Reply with nothing but how many lines in the entries below include "icon".

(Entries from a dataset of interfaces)
>>>

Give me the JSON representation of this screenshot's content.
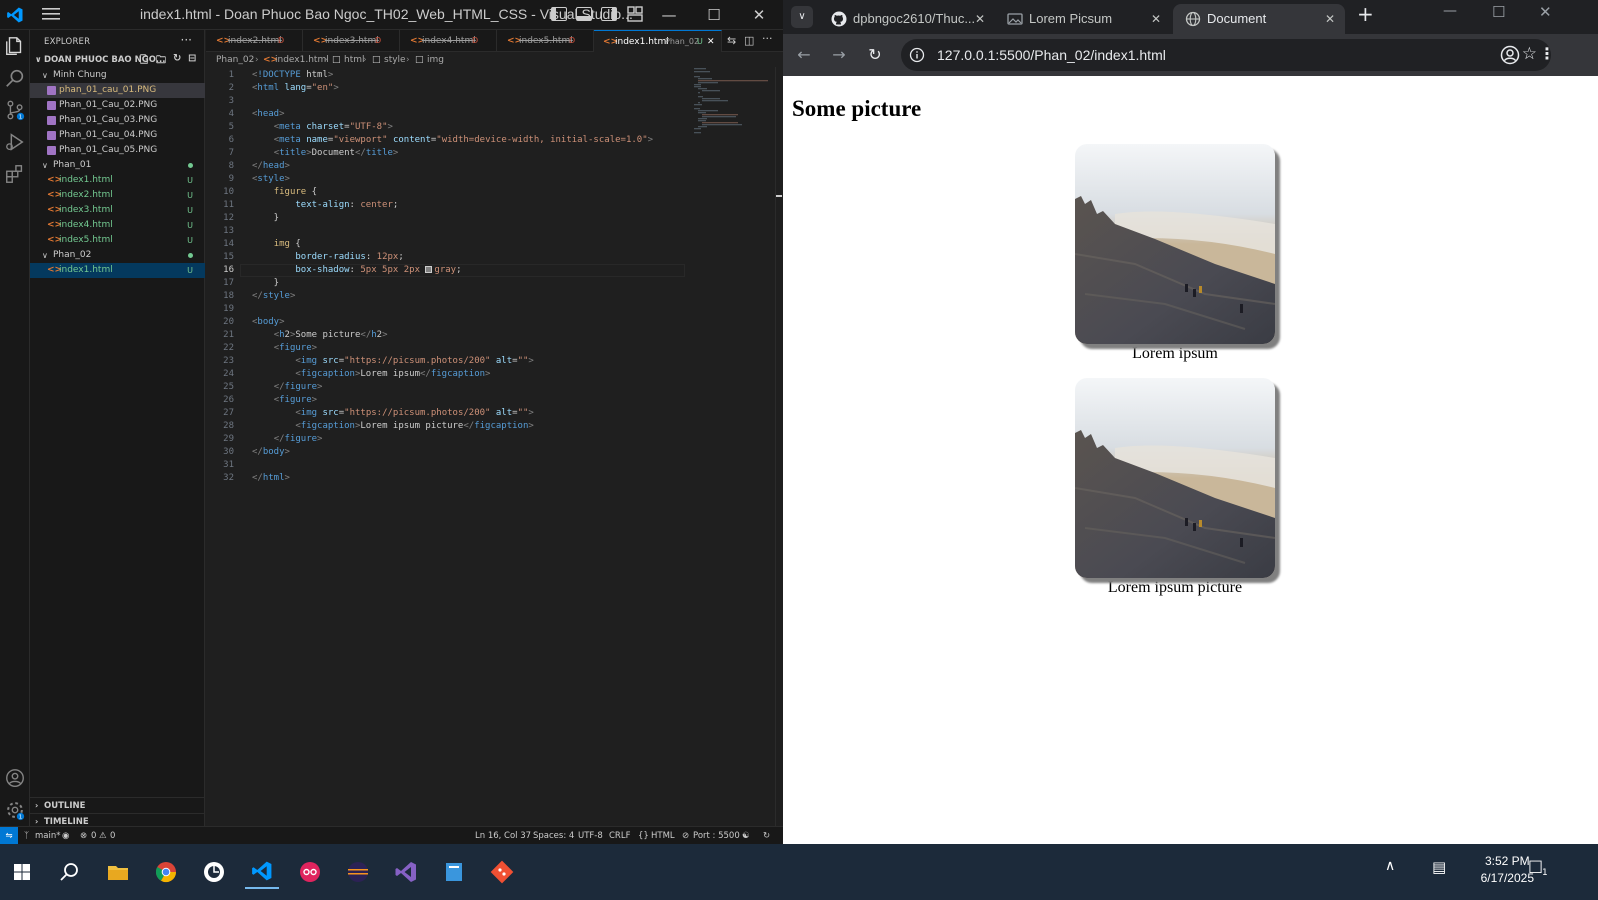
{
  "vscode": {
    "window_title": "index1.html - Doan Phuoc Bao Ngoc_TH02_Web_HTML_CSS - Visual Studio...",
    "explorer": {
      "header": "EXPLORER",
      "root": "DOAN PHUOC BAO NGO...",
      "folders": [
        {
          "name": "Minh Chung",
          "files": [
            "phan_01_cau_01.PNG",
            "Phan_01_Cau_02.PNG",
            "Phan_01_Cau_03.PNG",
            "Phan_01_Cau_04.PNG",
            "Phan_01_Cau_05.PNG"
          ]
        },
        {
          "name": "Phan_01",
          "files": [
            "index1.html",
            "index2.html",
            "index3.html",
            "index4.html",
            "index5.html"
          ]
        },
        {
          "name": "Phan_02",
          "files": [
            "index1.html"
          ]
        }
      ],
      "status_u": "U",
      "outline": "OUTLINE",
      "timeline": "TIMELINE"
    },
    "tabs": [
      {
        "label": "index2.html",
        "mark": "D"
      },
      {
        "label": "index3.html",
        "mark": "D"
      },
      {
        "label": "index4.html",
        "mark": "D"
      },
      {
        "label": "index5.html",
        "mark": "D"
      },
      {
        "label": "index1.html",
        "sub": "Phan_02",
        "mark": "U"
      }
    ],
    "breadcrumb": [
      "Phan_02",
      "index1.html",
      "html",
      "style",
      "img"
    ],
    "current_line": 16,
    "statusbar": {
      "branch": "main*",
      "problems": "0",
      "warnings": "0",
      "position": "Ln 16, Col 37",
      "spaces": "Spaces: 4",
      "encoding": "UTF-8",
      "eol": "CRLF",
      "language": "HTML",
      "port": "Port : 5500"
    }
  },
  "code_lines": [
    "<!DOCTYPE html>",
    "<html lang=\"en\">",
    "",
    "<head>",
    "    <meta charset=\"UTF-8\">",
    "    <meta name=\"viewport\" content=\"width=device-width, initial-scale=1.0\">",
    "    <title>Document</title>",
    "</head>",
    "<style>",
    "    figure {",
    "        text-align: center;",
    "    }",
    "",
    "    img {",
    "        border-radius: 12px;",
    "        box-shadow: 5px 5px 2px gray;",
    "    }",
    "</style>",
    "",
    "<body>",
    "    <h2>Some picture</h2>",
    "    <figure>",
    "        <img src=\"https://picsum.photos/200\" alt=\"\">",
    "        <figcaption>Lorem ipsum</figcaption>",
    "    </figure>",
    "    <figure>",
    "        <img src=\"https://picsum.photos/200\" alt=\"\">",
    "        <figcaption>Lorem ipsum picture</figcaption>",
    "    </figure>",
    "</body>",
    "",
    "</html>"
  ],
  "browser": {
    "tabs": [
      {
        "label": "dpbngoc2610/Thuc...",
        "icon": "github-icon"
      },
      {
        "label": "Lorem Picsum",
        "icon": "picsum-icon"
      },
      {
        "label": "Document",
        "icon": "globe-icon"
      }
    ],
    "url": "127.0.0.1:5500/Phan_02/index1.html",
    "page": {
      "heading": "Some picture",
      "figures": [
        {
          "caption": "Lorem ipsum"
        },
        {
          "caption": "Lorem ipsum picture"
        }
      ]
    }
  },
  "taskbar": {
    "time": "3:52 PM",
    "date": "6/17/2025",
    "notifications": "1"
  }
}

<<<

Task response. 3